Saturday, December 26, 2009
Back in early June of this year while we were still in the middle of making things fit into a smaller shop when I was still working at UEM, we had a CNC programmer named Manny that got tickets to go see a guitarist that he’d never heard of that was playing at the Brewery Arts Center right here in Carson City. As I recall, Manny is quite the musician himself so if he’d never heard of the guy I didn’t really think anything of it. So he and his girlfriend went and I went to the movies instead as I recall. The following Monday I discovered who exactly the unknown guitarist was that Manny went and seen right here in my own back yard. It was Robben Ford and The Blue Line. Trust me, that will teach me to not ask for names next time. My butt was sore for three months for all of the constant kicking myself there that I was doing. Please come back anytime Robben… pleeeeeeeeeeassse??
Thursday, December 17, 2009
When you think of a person that is a musical virtuoso you would normally think of someone who plays the Guitar, Violin, piano or any number of other instruments that seem to fit into the mainstream ideology of musicians and music fans everywhere. And while Bela Fleck could have easily became a virtuoso Guitarist he was drawn at an early age in the most unlikely musical direction when he first heard Earl Scruggs- (not a bad influence by the way)- playing the Banjo on the theme song to the Beverly Hillbillies television show. He picked up his first Banjo at the age of 15 from his Grandfather and enrolled in the Emily Dickinson school in Manhattan and later in the New York City High School of music and Art. His early career found him playing with various musicians who would continue to influence his playing and willingness to experiment with would almost be called a classical approach to the way he would come to play the banjo. He released a solo album in 1979 and toured the majority of the early 1980’s playing the bluegrass circuit with mandolin player Sam Bush , until he would eventually form the Flecktones in 1988. Since the inception of his recording career Bela Fleck has been nominated for all in all, 27 Grammy awards and has taken home the gold 11 times. He is widely considered by many to be the premier Banjo player in the world.
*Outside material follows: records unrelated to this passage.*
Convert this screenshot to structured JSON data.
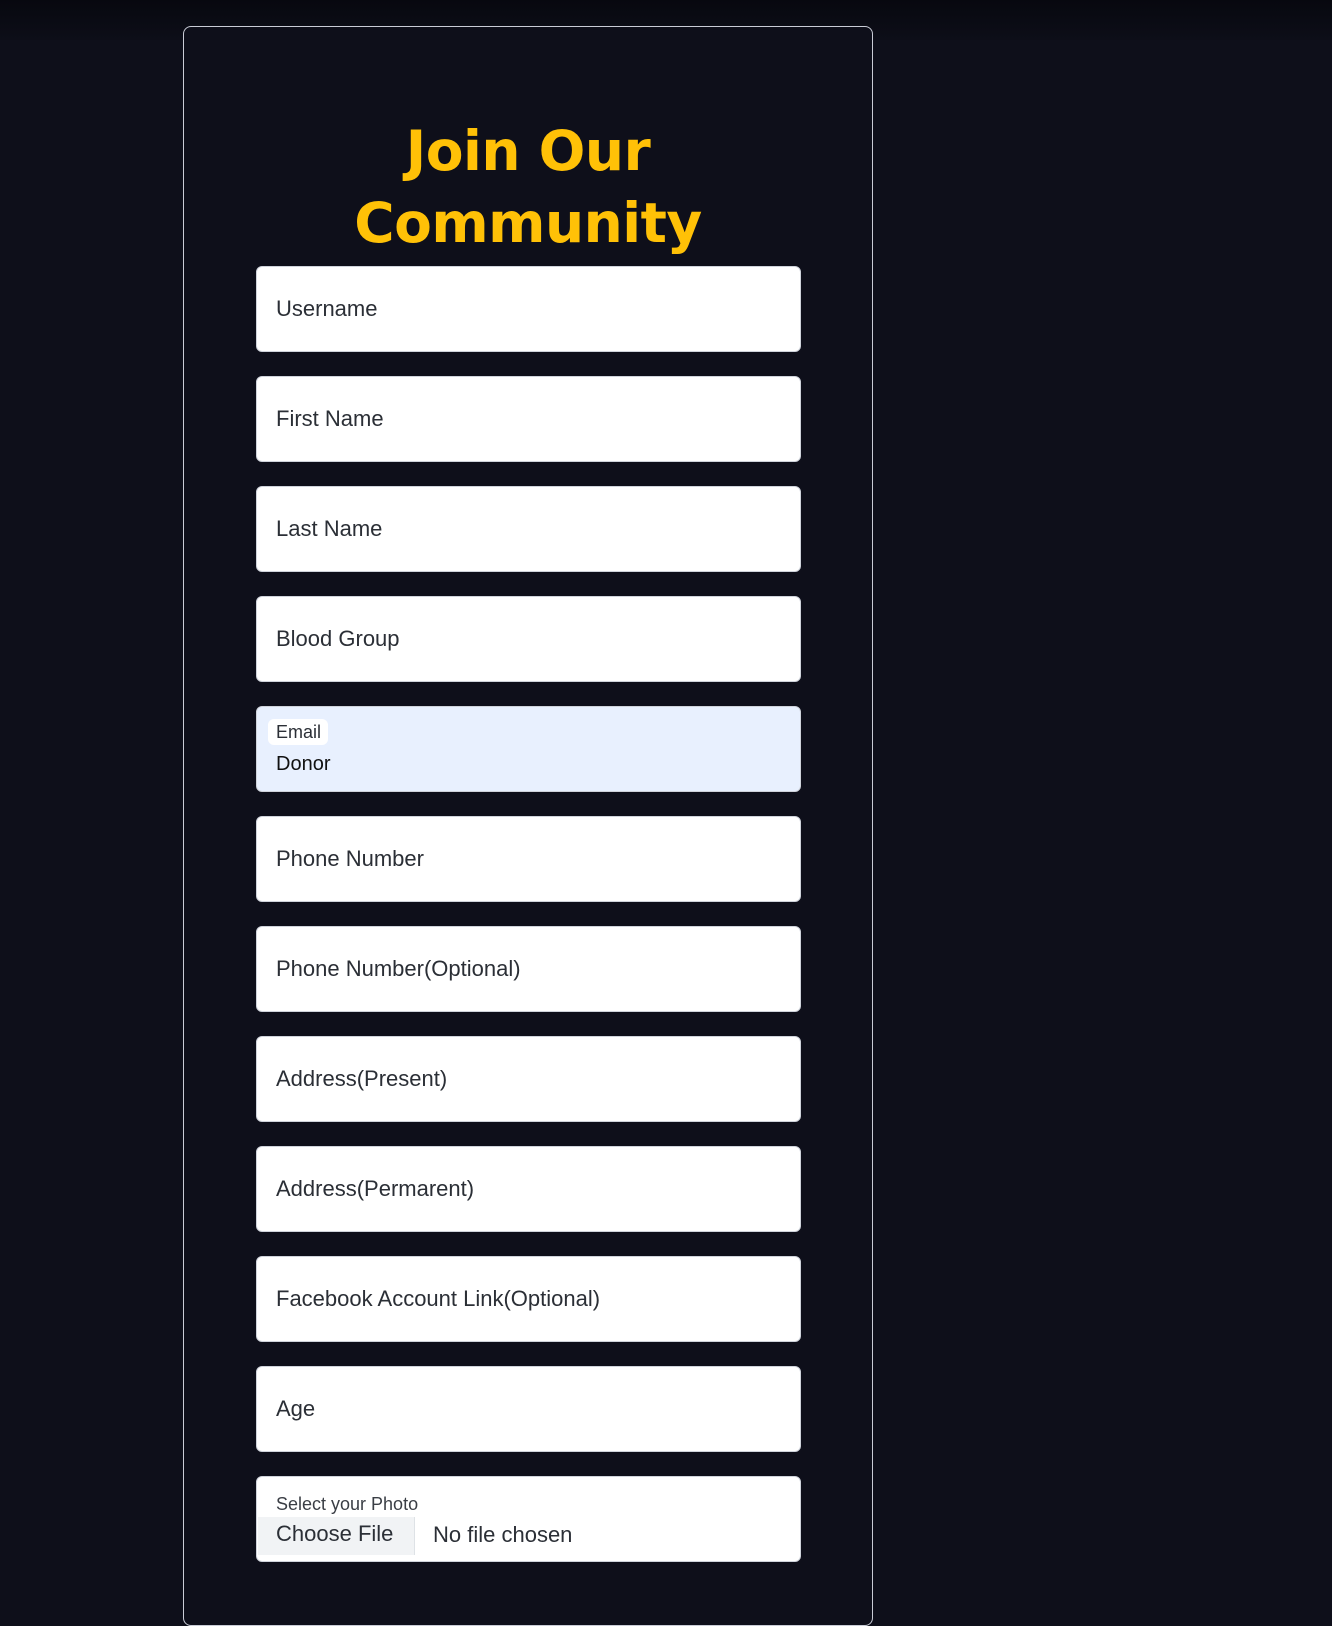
{
  "form": {
    "title_line1": "Join Our",
    "title_line2": "Community",
    "fields": [
      {
        "label": "Username"
      },
      {
        "label": "First Name"
      },
      {
        "label": "Last Name"
      },
      {
        "label": "Blood Group"
      },
      {
        "label": "Email",
        "value": "Donor"
      },
      {
        "label": "Phone Number"
      },
      {
        "label": "Phone Number(Optional)"
      },
      {
        "label": "Address(Present)"
      },
      {
        "label": "Address(Permarent)"
      },
      {
        "label": "Facebook Account Link(Optional)"
      },
      {
        "label": "Age"
      }
    ],
    "photo": {
      "label": "Select your Photo",
      "button": "Choose File",
      "status": "No file chosen"
    }
  },
  "colors": {
    "background": "#0e0f1a",
    "title": "#ffc107",
    "autofill": "#e8f0fe"
  }
}
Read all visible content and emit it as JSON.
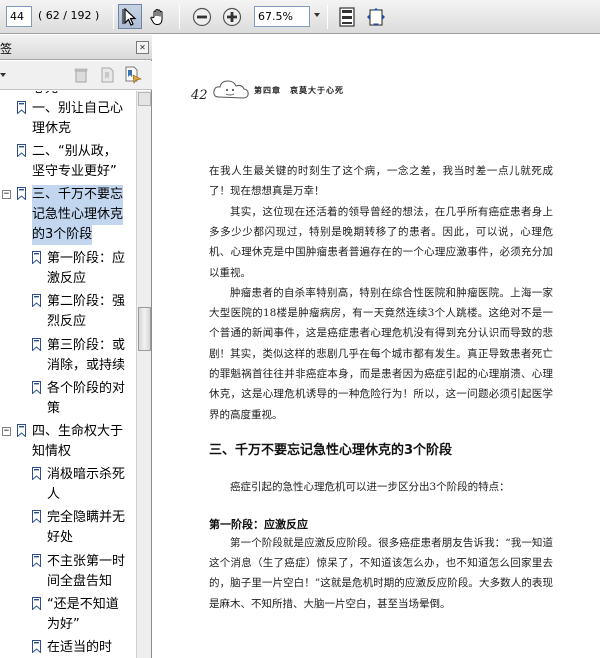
{
  "toolbar": {
    "page_current": "44",
    "page_info": "( 62 / 192 )",
    "zoom": "67.5%"
  },
  "sidebar": {
    "title": "签",
    "close_glyph": "✕",
    "expander_minus": "−",
    "items": [
      {
        "lines": [
          "一、别让自己心",
          "理休克"
        ]
      },
      {
        "lines": [
          "二、“别从政，",
          "坚守专业更好”"
        ]
      },
      {
        "lines": [
          "三、千万不要忘",
          "记急性心理休克",
          "的3个阶段"
        ]
      },
      {
        "lines": [
          "第一阶段：应",
          "激反应"
        ]
      },
      {
        "lines": [
          "第二阶段：强",
          "烈反应"
        ]
      },
      {
        "lines": [
          "第三阶段：或",
          "消除，或持续"
        ]
      },
      {
        "lines": [
          "各个阶段的对",
          "策"
        ]
      },
      {
        "lines": [
          "四、生命权大于",
          "知情权"
        ]
      },
      {
        "lines": [
          "消极暗示杀死",
          "人"
        ]
      },
      {
        "lines": [
          "完全隐瞒并无",
          "好处"
        ]
      },
      {
        "lines": [
          "不主张第一时",
          "间全盘告知"
        ]
      },
      {
        "lines": [
          "“还是不知道",
          "为好”"
        ]
      },
      {
        "lines": [
          "在适当的时"
        ]
      }
    ]
  },
  "document": {
    "page_number": "42",
    "chapter_header": "第四章　哀莫大于心死",
    "paragraphs": [
      "在我人生最关键的时刻生了这个病，一念之差，我当时差一点儿就死成了！现在想想真是万幸！",
      "其实，这位现在还活着的领导曾经的想法，在几乎所有癌症患者身上多多少少都闪现过，特别是晚期转移了的患者。因此，可以说，心理危机、心理休克是中国肿瘤患者普遍存在的一个心理应激事件，必须充分加以重视。",
      "肿瘤患者的自杀率特别高，特别在综合性医院和肿瘤医院。上海一家大型医院的18楼是肿瘤病房，有一天竟然连续3个人跳楼。这绝对不是一个普通的新闻事件，这是癌症患者心理危机没有得到充分认识而导致的悲剧！",
      "其实，类似这样的悲剧几乎在每个城市都有发生。真正导致患者死亡的罪魁祸首往往并非癌症本身，而是患者因为癌症引起的心理崩溃、心理休克，这是心理危机诱导的一种危险行为！所以，这一问题必须引起医学界的高度重视。"
    ],
    "section_title": "三、千万不要忘记急性心理休克的3个阶段",
    "section_intro": "癌症引起的急性心理危机可以进一步区分出3个阶段的特点：",
    "stage_title": "第一阶段：应激反应",
    "stage_para": "第一个阶段就是应激反应阶段。很多癌症患者朋友告诉我：“我一知道这个消息（生了癌症）惊呆了，不知道该怎么办，也不知道怎么回家里去的，脑子里一片空白！”这就是危机时期的应激反应阶段。大多数人的表现是麻木、不知所措、大脑一片空白，甚至当场晕倒。"
  }
}
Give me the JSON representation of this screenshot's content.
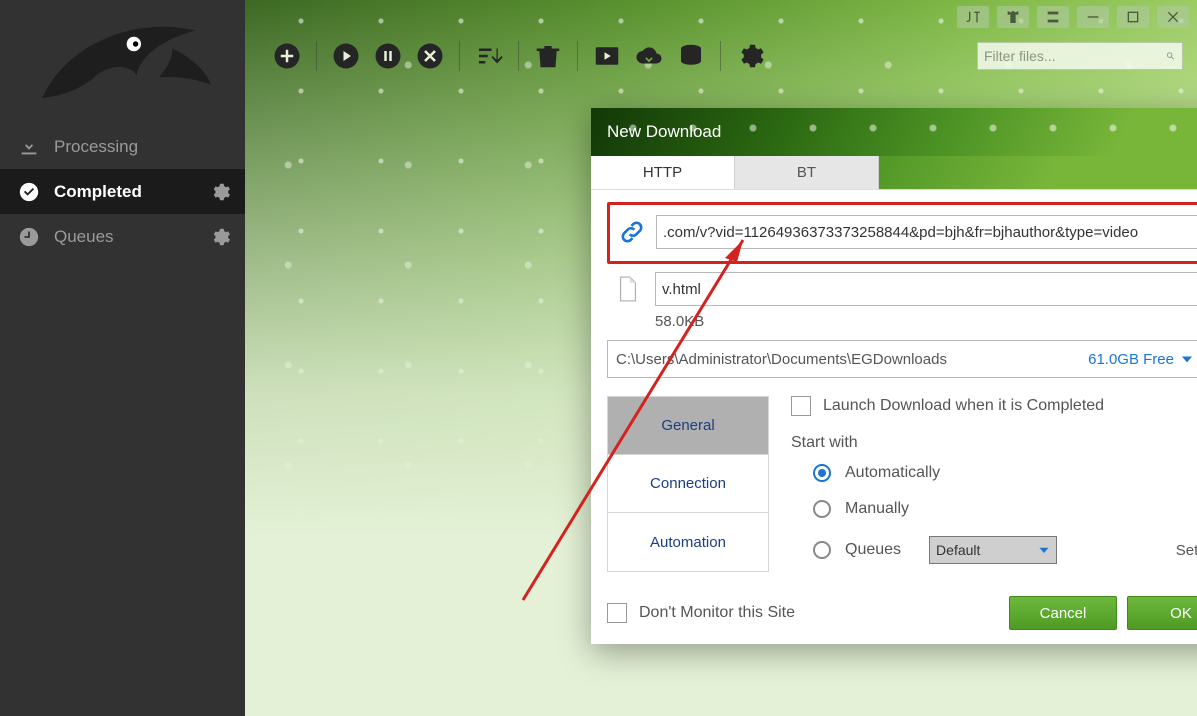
{
  "sidebar": {
    "items": [
      {
        "label": "Processing"
      },
      {
        "label": "Completed"
      },
      {
        "label": "Queues"
      }
    ]
  },
  "filter": {
    "placeholder": "Filter files..."
  },
  "dialog": {
    "title": "New Download",
    "tabs": {
      "http": "HTTP",
      "bt": "BT"
    },
    "url": ".com/v?vid=11264936373373258844&pd=bjh&fr=bjhauthor&type=video",
    "filename": "v.html",
    "size": "58.0KB",
    "path": "C:\\Users\\Administrator\\Documents\\EGDownloads",
    "free": "61.0GB Free",
    "vtabs": {
      "general": "General",
      "connection": "Connection",
      "automation": "Automation"
    },
    "launch": "Launch Download when it is Completed",
    "start_with_label": "Start with",
    "opts": {
      "auto": "Automatically",
      "manual": "Manually",
      "queues": "Queues"
    },
    "queue_default": "Default",
    "setting": "Setting...",
    "dont_monitor": "Don't Monitor this Site",
    "cancel": "Cancel",
    "ok": "OK"
  }
}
There are times in life when Rock & Roll if even for a brief moment, infuses the faintest hint of staleness onto my musical palette, and I am curiously drawn to the unfamiliar and what can only be construed as completely different styles of music. Thankfully through a Blogstream friend- (Zappa Fan) during such a time, I was introduced to the unique musical style of Bela Fleck and The Flecktones. And I have been a fan ever since.
Tuesday, December 8, 2009
When I think back I suppose the first Pat Travers album that I have ever bought was; Crash and Burn. The howling tune that comes to mind would have to be; “Snorting Whiskey” although the haunting title track was the first Travers tune that I’d ever heard. Add to that the Albert King blues Standard; “Born Under a bad Sign” and you had one kick ass rock album. I quickly became a fan. Pat Travers, now there’s a name that always seems to float around in the back of nearly ever Rock & Roll junkies mind but you never seem to think of until it comes time to just rock your ass off. And our Canadian brother can Rock with the best of them.